Jonathan Gibson, From Heaven, p 358—-“Election and the Atonement do not operate on separate theological tracks. What God has joined together, let no theologian separate. Affirming union with Christ before the moment of redemption accomplished counters any disjunction between the effect of Christ’s death and the effect of His resurrection. (Those who put union later) sound as if Christ’s death MIGHT lead to the death of some sinners, but not also to their resurrection.”
Thanks, Mr. Mcculley.
Joel Osteen had a time of fellowship with the pope, but would Osteen worship also with a secular enough Muslim?

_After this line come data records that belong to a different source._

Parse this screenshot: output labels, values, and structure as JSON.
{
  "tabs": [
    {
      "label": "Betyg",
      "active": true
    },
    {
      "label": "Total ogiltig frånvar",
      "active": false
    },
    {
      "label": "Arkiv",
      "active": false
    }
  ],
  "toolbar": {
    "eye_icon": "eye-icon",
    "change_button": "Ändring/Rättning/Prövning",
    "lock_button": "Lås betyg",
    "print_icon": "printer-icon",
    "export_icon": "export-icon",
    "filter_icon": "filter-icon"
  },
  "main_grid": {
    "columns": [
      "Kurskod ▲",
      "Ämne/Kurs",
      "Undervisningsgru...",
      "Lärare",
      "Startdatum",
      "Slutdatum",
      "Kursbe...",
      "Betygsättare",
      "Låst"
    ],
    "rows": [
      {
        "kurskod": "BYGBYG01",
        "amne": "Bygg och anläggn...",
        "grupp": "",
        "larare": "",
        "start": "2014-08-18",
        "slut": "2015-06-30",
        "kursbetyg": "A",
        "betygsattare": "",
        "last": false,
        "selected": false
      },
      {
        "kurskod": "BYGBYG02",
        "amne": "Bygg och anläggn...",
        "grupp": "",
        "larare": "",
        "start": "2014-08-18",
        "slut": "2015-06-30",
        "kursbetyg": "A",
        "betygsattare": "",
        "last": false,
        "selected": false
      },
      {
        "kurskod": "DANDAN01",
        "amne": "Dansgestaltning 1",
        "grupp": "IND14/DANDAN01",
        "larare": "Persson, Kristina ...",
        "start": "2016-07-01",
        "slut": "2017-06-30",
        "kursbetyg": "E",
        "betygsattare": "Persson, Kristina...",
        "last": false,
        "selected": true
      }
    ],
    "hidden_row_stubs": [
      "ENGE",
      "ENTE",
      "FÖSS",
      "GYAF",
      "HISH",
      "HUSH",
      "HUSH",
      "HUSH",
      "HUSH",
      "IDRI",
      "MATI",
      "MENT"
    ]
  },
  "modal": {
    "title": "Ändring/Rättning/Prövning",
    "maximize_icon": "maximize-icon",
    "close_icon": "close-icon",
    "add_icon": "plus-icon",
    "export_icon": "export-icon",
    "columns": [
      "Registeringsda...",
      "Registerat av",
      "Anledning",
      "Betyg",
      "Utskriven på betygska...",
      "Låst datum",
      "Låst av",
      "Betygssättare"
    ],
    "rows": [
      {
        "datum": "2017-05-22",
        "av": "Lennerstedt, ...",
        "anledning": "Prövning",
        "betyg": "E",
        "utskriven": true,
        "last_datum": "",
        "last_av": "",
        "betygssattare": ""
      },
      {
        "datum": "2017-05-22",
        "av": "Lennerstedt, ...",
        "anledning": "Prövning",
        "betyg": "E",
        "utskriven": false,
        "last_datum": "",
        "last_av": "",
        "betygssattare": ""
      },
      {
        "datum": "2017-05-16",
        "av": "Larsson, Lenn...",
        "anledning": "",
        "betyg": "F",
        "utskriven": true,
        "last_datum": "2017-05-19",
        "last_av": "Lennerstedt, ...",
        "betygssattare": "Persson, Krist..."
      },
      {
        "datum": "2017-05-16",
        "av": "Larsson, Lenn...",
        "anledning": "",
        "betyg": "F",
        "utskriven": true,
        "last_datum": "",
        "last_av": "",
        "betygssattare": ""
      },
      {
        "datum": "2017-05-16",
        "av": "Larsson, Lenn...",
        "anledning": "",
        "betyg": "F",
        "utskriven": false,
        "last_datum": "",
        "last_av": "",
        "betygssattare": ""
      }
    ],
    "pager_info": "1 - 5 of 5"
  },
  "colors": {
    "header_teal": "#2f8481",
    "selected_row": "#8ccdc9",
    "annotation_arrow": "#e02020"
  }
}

Remember that the “inconsistency” in doctrine is almost always “blessed”. If you want to get picky about the details, your “rationalism” might get in the way of a happy experience which lead to evangelism of those whose morality shows that they already have good hearts.
Thomas Boston, commentary on the Marrow—“God’s love for humanity has appeared in His providing a Savior for the whole of the kind. God sent His Son from Heaven with full instructions and ample powers to save you, if you will believe. And is not this love? Know with certainty that if any of you shall perish, you shall not perish for want of a Savior. You would not trust Him as Savior, even though He had His Father’s commission to be your Savior.”
If your church adopted and taught Arminian theology, would you leave it? If so, is that being picky about the details on your part? Would it no longer have authority over you as it would if it taught Reformed theology?
James Young, what would you do if your church adopted Protestant views of church authority? Would you finally join the Lefevbrists?
Since you said in the past you would discipline a member of your church who views sanctification as synergistic, should he care about your discipline or church’s authority if he views you and your church as the one in error on this score and not conforming to Scripture and leaves your church for another?
Should an Arminian Protestant church care that your church judges them as in error or in Mark’s case judges them as gospel deniers and hostile opponents of it?
James Young, you keep asking this question as if it has some traction. When you answer it on your end, when you have the unity, the infallibility, and the papal supremacy, and you have theologians at RC universities contravening church dogma, get back to me about this question.
But for now, I’d tell the church member who views sanctification synergistically to join a country club in France.